Barry B. Powell, Writing: Theory and History of the Technology of Civilization. Chichester: Wiley- Blackwell, 2009.
Powell’s aim is to carry out a detailed investigation into the structural principles that govern writing through the study of historical examples. He focuses on what he calls 'lexigraphic writing', which is attested since 3400 BC. Also, he highlights the fundamental necessity of defining and understanding writing from a careful organization of categories, since professional jargons, when used without precision, sometimes generate confusion.

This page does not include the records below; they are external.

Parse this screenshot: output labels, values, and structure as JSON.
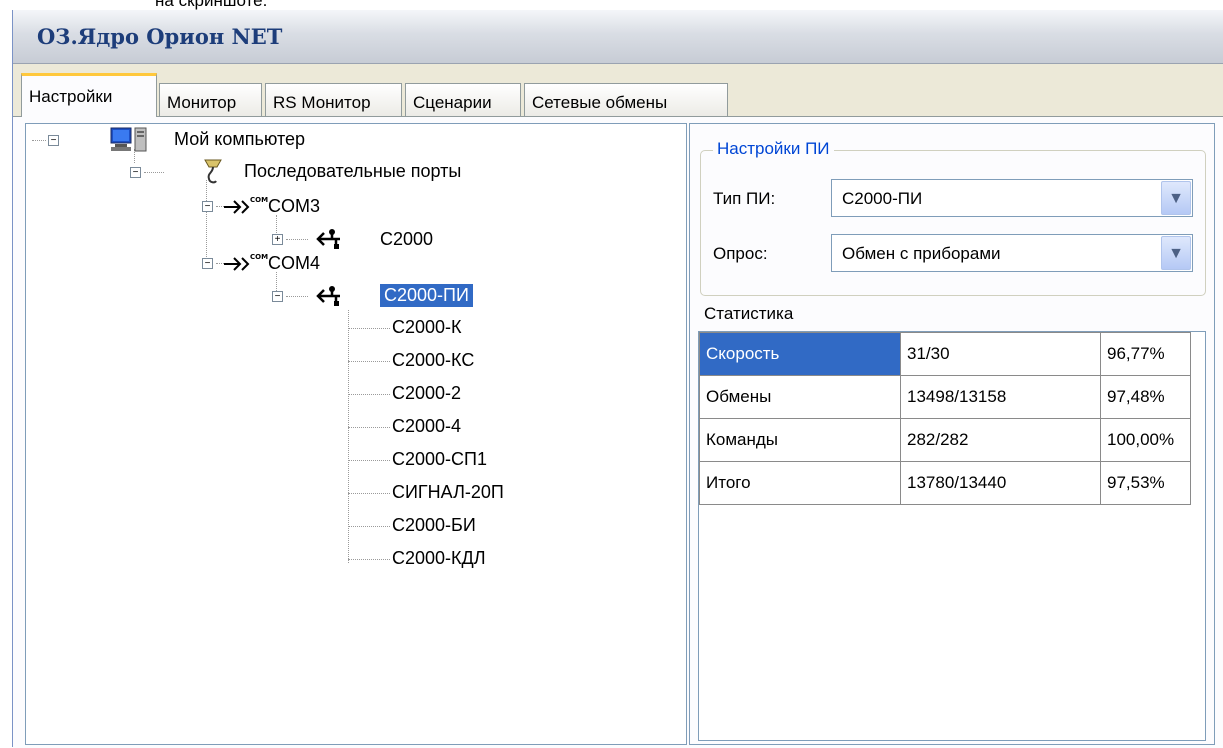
{
  "caption_top": "на скриншоте.",
  "window": {
    "title": "ОЗ.Ядро Орион NET"
  },
  "tabs": [
    "Настройки",
    "Монитор",
    "RS Монитор",
    "Сценарии",
    "Сетевые обмены"
  ],
  "tree": {
    "root": "Мой компьютер",
    "ports": "Последовательные порты",
    "com3": "COM3",
    "com3_device": "C2000",
    "com4": "COM4",
    "com4_device": "С2000-ПИ",
    "com_badge": "COM",
    "children": [
      "С2000-К",
      "С2000-КС",
      "С2000-2",
      "С2000-4",
      "С2000-СП1",
      "СИГНАЛ-20П",
      "С2000-БИ",
      "С2000-КДЛ"
    ]
  },
  "settings": {
    "group_title": "Настройки ПИ",
    "type_label": "Тип ПИ:",
    "type_value": "С2000-ПИ",
    "poll_label": "Опрос:",
    "poll_value": "Обмен с приборами"
  },
  "stats": {
    "title": "Статистика",
    "rows": [
      {
        "name": "Скорость",
        "value": "31/30",
        "percent": "96,77%"
      },
      {
        "name": "Обмены",
        "value": "13498/13158",
        "percent": "97,48%"
      },
      {
        "name": "Команды",
        "value": "282/282",
        "percent": "100,00%"
      },
      {
        "name": "Итого",
        "value": "13780/13440",
        "percent": "97,53%"
      }
    ]
  },
  "colors": {
    "selection": "#316ac5",
    "group_title": "#0046d5",
    "tab_accent": "#ffc83c"
  }
}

An example is the ambiguous use of the following categories: 'language', 'writing', 'lexigraphic writing', 'speech', 'pictogram', 'ideogram', and 'alphabet', among others. The book begins with a diagram of the categories of writing with which he will develop his argument. It is followed by three indexes: of contents (pp. vii-viii), of illustrations (pp. ix- xiii) and of maps (p. xiv); then come a preface (pp. xv-xvi), a chronology (pp. xvii-xx) from 9000 BC to AD 1900, an introduction (pp. 1-10) followed by eighteen chapters (pp. 11-254), a glossary (pp. 255- 62), bibliographical references divided on thematic sections (pp. 263-68), a general bibliography (pp. 268f.) and, lastly, an index (pp. 270-76).
The first four chapters, 'What is Writing?' (pp. 11-18), 'Writing with Signs' (pp. 19- 37), 'Categories and Features of Writing' (pp. 38-50) and 'Some General Issues in the Study of Writing' (pp. 51-59), are devoted to theory. . . .
Chapters 7, 8, 9 and 10 are devoted to Egyptian writing. In Chapter 7, 'Plato´s Ideas and Champollion´s Decipherment of the Egyptian Hieroglyphs' (pp. 85-99), the different interpretations of hieroglyphics from the descriptions of Diodorus c. 80–20 BC) to Horapollo, Athanasius Kircher (1602- 80), Thomas Young (1773-1829), and Jean Francois Champollion (1790-1832 [p. 96]) are studied. Chapter 8, 'Egyptian Writing and Egyptian Speech' (pp. 100-107), focuses on the sections `The Phases of Egyptian Language / Speech´: Old Egyptian, Middle Egyptian, Late Egyptian, Demotic and Coptic; and `The Forms of Egyptian Writing´: hieroglyphic proper, hieratic and demotic. Chapter 9, 'The Origin and Nature of Egyptian Writing' (pp. 108-19) sets out the relationship between Mesopotamian logography and Egyptian writing. Powell points out that there is archeological evidence of commerce between Mesopotamia and Egypt in the second half of the fourth millennium BC, therefore he thinks that someone understood the principles of the Mesopotamian invention and re-invented writing according to the Egyptian conditions (p. 109). He also researches the earliest Egyptian writings and their different types of signs: phonograms, logograms, semantic complements or determinatives. Chapter 10, '"The House of Life": Scribes and Writing in Ancient Egypt' (pp. 120-27) studies writing instruments, mainly the Egyptian invention of the papyrus, the way the scribes used those instruments, some examples of writing and the role of the scribes in the Egyptian culture.